Close monitoring throughout pregnancy is essential. Regular ultrasounds assess fluid levels, lung development, and overall fetal well-being. For severe or rapidly increasing fluid accumulation, further evaluation or intervention may be recommended.
What Causes Fetal Hydrothorax?
The exact cause of fetal hydrothorax remains unclear. Potential contributing factors include genetic factors, infections, or structural abnormalities in the fetal lymphatic system, leading to impaired fluid drainage from the pleural space.
Chylothorax, where lymphatic fluid leaks into the pleural space, can also cause this condition. Possible triggers include congenital abnormalities, fetal trauma, or complications during in-utero procedures. Some maternal conditions, such as diabetes or autoimmune disorders, have been associated with increased risk.

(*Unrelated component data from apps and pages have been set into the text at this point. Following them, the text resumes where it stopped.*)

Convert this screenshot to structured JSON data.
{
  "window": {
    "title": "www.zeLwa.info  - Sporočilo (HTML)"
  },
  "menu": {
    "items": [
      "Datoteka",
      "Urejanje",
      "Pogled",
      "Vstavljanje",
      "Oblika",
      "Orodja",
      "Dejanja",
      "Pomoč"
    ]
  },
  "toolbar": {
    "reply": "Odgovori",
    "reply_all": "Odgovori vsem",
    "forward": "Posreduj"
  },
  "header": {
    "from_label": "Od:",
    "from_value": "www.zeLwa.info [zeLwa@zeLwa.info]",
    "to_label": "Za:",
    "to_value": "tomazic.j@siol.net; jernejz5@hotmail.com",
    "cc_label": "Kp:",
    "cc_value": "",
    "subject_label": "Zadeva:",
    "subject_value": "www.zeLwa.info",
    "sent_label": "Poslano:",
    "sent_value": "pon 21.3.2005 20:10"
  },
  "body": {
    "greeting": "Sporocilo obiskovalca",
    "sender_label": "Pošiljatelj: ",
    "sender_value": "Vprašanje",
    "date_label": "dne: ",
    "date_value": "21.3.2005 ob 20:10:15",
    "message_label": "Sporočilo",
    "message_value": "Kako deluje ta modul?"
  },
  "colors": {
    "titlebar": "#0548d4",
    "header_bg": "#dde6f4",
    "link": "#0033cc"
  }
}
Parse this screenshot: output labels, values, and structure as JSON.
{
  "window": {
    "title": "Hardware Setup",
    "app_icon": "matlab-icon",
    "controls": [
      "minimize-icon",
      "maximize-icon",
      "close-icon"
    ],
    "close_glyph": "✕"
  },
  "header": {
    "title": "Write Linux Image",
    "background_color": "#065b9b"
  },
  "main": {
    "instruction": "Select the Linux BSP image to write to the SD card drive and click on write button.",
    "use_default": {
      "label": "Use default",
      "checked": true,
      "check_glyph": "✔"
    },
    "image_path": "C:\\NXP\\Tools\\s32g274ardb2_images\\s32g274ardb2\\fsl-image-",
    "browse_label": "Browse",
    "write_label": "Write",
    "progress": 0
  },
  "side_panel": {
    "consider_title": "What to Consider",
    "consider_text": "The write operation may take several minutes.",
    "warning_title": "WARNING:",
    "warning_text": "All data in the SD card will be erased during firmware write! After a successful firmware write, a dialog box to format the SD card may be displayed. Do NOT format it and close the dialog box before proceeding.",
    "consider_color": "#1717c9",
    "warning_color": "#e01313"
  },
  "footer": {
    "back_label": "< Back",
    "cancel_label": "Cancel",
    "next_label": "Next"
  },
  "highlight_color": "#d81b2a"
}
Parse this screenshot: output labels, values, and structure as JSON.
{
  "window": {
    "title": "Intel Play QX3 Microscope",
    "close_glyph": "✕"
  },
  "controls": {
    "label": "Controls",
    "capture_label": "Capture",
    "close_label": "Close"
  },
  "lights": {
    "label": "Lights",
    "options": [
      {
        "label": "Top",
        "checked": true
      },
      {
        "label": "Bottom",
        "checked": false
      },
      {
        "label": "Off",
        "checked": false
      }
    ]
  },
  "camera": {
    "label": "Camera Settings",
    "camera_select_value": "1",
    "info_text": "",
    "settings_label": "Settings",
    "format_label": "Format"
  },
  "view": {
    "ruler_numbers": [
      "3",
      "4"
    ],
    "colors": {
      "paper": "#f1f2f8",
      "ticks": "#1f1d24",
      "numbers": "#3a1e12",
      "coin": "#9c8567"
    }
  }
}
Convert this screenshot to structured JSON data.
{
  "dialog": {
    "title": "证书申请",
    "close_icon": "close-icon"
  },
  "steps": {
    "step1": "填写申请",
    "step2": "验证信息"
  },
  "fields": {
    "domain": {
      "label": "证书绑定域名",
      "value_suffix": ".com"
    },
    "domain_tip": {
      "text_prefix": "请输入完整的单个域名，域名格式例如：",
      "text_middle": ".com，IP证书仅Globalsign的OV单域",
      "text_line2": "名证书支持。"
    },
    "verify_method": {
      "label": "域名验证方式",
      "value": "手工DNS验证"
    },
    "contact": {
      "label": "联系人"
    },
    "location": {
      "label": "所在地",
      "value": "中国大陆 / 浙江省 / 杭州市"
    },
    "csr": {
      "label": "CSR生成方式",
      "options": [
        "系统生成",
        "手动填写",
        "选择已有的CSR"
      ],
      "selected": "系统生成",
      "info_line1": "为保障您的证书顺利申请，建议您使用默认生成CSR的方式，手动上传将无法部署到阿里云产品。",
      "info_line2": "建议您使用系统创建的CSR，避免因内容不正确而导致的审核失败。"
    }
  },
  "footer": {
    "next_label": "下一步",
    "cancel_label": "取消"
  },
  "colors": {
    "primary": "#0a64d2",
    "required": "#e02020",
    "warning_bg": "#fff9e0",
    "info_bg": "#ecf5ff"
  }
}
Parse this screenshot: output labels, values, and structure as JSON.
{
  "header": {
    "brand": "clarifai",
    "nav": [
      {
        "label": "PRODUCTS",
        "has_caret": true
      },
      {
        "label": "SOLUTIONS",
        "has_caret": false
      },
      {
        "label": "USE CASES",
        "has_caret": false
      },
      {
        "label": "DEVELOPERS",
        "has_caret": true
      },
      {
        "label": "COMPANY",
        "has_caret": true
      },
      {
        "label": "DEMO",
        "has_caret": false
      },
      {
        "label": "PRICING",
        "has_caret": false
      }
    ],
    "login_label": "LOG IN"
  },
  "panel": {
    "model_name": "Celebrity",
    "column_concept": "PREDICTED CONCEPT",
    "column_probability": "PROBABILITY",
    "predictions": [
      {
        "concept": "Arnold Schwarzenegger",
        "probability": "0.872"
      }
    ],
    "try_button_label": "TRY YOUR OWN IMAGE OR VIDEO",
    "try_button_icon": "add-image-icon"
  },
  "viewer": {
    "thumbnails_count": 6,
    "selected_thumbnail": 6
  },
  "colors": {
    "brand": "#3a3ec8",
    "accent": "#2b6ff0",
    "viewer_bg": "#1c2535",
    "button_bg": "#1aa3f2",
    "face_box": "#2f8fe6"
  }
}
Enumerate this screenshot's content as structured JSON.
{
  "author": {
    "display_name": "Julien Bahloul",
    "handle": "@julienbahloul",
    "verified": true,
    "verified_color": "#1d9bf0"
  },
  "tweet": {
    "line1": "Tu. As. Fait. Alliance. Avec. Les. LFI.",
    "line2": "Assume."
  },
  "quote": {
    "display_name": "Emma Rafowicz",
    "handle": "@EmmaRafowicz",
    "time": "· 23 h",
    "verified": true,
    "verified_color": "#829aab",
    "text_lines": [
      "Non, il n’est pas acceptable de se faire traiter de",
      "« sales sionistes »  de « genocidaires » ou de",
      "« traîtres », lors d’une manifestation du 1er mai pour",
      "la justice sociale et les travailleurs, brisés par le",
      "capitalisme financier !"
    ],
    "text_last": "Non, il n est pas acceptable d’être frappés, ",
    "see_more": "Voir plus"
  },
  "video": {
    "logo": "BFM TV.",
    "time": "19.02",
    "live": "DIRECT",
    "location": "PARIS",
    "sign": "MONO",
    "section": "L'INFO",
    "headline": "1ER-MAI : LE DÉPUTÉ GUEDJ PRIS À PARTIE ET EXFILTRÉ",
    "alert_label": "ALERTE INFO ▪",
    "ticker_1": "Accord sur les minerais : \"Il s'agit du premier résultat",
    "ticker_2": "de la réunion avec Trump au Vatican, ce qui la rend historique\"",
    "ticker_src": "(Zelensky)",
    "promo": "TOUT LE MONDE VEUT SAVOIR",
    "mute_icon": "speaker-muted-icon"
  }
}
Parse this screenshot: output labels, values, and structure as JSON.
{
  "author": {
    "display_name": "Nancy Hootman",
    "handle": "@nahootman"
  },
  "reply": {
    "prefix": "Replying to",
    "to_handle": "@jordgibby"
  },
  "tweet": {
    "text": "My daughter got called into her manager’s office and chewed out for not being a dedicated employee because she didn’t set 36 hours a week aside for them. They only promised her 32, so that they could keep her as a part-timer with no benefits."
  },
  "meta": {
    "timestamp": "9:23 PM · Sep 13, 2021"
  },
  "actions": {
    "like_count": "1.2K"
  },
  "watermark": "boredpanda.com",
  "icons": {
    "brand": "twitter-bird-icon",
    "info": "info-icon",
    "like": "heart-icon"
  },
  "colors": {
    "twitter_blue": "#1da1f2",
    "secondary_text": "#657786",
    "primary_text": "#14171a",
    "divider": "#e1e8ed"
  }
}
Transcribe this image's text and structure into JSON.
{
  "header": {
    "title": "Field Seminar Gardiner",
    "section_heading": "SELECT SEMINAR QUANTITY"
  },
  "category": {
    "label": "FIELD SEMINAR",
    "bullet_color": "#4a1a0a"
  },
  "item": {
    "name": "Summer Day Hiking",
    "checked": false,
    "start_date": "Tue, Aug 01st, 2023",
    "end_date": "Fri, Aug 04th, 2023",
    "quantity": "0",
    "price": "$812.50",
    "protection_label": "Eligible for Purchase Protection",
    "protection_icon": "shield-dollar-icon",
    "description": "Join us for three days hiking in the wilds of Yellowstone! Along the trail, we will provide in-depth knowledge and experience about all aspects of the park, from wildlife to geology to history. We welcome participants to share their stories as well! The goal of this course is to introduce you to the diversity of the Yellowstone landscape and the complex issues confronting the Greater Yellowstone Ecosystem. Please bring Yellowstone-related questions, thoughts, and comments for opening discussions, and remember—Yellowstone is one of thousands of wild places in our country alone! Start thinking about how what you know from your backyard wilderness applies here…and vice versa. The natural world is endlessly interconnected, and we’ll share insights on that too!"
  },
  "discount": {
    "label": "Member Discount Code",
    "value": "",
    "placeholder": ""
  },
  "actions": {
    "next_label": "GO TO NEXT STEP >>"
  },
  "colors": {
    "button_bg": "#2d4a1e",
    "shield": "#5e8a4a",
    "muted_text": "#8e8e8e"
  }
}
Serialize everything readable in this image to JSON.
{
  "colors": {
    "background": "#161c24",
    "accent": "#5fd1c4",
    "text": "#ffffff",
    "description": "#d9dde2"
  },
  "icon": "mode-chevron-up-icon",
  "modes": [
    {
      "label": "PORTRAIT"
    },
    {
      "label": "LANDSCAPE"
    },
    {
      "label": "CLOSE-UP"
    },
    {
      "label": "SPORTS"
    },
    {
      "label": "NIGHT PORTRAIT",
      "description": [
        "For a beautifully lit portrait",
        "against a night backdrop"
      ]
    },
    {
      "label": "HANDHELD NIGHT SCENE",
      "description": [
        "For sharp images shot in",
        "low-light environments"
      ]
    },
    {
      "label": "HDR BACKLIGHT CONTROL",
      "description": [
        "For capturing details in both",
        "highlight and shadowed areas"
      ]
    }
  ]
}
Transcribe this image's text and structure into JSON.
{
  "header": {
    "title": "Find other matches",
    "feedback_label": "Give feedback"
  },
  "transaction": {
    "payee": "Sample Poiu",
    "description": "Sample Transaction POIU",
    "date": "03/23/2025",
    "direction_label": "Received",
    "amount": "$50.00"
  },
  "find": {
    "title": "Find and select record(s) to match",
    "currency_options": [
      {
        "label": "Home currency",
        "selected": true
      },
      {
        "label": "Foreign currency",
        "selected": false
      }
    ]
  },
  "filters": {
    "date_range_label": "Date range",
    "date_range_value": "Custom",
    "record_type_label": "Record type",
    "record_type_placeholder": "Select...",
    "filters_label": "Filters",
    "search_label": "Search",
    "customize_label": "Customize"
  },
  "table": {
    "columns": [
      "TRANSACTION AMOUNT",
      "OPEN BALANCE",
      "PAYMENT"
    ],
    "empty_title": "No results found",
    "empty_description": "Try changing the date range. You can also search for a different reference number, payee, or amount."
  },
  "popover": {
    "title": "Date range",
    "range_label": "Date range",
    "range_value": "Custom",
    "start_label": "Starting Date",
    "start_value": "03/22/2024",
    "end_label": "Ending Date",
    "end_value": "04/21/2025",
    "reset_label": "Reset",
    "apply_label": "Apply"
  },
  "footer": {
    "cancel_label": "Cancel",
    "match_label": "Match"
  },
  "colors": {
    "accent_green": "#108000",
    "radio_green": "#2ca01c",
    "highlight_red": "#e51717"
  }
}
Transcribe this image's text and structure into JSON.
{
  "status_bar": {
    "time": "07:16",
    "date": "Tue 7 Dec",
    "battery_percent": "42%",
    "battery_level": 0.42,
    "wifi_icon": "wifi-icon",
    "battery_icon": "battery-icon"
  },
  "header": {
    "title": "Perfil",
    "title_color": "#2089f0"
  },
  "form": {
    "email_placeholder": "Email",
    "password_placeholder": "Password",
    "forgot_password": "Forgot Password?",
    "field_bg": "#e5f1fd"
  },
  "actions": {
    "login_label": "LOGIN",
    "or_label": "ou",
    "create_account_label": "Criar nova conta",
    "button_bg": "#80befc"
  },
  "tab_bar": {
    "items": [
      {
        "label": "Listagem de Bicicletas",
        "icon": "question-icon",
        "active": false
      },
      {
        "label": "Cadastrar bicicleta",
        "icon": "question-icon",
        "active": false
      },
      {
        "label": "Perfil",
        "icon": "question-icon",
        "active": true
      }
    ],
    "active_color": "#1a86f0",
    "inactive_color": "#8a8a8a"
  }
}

In many cases, fetal hydrothorax is idiopathic, meaning the cause cannot be determined. Nevertheless, early detection and management improve outcomes for affected babies.
Fetal hydrothorax usually presents no noticeable symptoms in the mother, often discovered during routine prenatal ultrasound examinations. On ultrasound, fluid in the pleural space around fetal lungs indicates the condition.
Severe fluid accumulation may compress or displace the lungs, causing poor lung development and breathing difficulties after birth. In extreme cases, fluid buildup can result in heart failure, hydrops fetalis, or even death.
When coexisting with other abnormalities or syndromes, additional symptoms may emerge. In such cases, comprehensive fetal evaluation is necessary to assess the full extent of the condition and guide treatment decisions.
What is the Survival Rate of Fetal Hydrothorax?
Survival rates for fetal hydrothorax vary based on severity, presence of additional anomalies, and intervention effectiveness. Mild cases with minimal fluid accumulation typically have a favorable prognosis, as fluid often resolves without intervention.
Severe cases have lower survival rates, especially when complications like hydrops fetalis or heart failure arise. However, timely intervention and advances in neonatal care have improved outcomes for many babies. It is essential to consider each case individually, as prognoses vary based on specific circumstances.
How Do You Treat Hydrothorax?
Treatment for fetal hydrothorax depends on severity, gestational age, and presence of other anomalies or complications. In mild cases, monitoring with regular ultrasounds may suffice, as fluid can resolve independently.
For severe cases or fetal distress, interventions become necessary. Thoracoamniotic shunting, a procedure that places a thin tube between the pleural space and amniotic cavity to drain fluid, can alleviate pressure on the lungs and improve lung development.
Another option is fetal pleurocentesis, which involves needle removal of fluid from the pleural space. This procedure provides temporary relief, but fluid may reaccumulate, requiring further interventions. In some cases, in-utero surgery is necessary to address structural abnormalities or other issues.
Post-birth treatment depends on the baby’s condition and any complications. This may include respiratory support, such as supplemental oxygen or mechanical ventilation, and additional interventions to manage hydrothorax. A care team, including neonatologists and pediatric surgeons, will develop a comprehensive plan to address the baby’s needs and optimize chances for a healthy outcome.